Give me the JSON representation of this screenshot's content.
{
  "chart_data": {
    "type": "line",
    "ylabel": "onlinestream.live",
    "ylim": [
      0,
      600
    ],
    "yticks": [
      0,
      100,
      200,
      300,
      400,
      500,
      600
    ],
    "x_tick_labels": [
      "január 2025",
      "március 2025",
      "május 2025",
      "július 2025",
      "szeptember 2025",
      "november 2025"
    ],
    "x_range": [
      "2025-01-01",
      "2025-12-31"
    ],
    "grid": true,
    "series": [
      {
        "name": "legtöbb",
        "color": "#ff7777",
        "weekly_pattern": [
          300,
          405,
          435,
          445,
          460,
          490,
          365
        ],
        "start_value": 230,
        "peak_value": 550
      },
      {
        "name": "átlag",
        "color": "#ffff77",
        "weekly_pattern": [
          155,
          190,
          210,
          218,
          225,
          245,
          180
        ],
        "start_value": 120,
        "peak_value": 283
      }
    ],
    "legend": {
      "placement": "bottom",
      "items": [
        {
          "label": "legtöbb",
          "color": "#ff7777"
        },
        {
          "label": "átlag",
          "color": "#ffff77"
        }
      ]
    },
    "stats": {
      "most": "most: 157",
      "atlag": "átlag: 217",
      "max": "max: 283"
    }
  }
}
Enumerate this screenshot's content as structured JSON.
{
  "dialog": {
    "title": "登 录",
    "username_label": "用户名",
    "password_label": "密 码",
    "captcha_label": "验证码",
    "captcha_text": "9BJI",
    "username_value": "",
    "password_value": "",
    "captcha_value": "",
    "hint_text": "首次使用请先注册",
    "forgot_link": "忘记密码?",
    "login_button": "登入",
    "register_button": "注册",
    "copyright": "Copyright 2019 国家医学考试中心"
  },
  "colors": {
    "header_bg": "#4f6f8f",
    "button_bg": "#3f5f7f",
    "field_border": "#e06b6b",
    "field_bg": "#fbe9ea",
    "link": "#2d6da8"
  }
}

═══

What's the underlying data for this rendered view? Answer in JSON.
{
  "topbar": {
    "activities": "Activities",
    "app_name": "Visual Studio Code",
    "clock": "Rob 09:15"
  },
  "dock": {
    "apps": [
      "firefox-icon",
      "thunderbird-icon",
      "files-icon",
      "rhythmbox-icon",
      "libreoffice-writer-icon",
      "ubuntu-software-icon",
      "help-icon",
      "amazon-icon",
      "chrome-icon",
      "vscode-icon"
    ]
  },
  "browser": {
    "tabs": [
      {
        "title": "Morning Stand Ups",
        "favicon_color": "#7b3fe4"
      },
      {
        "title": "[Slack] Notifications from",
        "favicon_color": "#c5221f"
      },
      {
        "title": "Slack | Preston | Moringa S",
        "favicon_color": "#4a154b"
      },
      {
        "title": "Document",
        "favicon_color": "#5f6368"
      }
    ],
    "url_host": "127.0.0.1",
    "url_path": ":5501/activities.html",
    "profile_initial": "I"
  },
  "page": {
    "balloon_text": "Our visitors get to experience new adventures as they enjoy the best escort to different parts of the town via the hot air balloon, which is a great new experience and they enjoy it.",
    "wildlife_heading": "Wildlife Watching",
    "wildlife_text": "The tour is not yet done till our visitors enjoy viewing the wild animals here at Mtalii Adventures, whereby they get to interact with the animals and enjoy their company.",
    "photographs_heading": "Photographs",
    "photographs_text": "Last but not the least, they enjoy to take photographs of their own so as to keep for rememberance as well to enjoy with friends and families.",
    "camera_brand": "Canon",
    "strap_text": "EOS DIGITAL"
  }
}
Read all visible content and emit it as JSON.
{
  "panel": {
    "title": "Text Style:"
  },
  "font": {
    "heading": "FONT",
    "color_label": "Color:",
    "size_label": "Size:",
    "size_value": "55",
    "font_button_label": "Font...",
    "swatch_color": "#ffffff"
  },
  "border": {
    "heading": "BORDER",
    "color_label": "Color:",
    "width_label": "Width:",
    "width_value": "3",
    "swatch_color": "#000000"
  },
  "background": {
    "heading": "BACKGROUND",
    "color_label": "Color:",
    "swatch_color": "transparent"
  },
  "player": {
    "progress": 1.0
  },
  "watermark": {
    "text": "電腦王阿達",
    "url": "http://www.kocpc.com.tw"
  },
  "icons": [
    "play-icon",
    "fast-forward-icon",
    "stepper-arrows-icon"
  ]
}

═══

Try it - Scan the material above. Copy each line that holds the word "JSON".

Task result -
Give me the JSON representation of this screenshot's content.
Enumerate this screenshot's content as structured JSON.
What's the underlying data for this rendered view? Answer in JSON.
Read all visible content and emit it as JSON.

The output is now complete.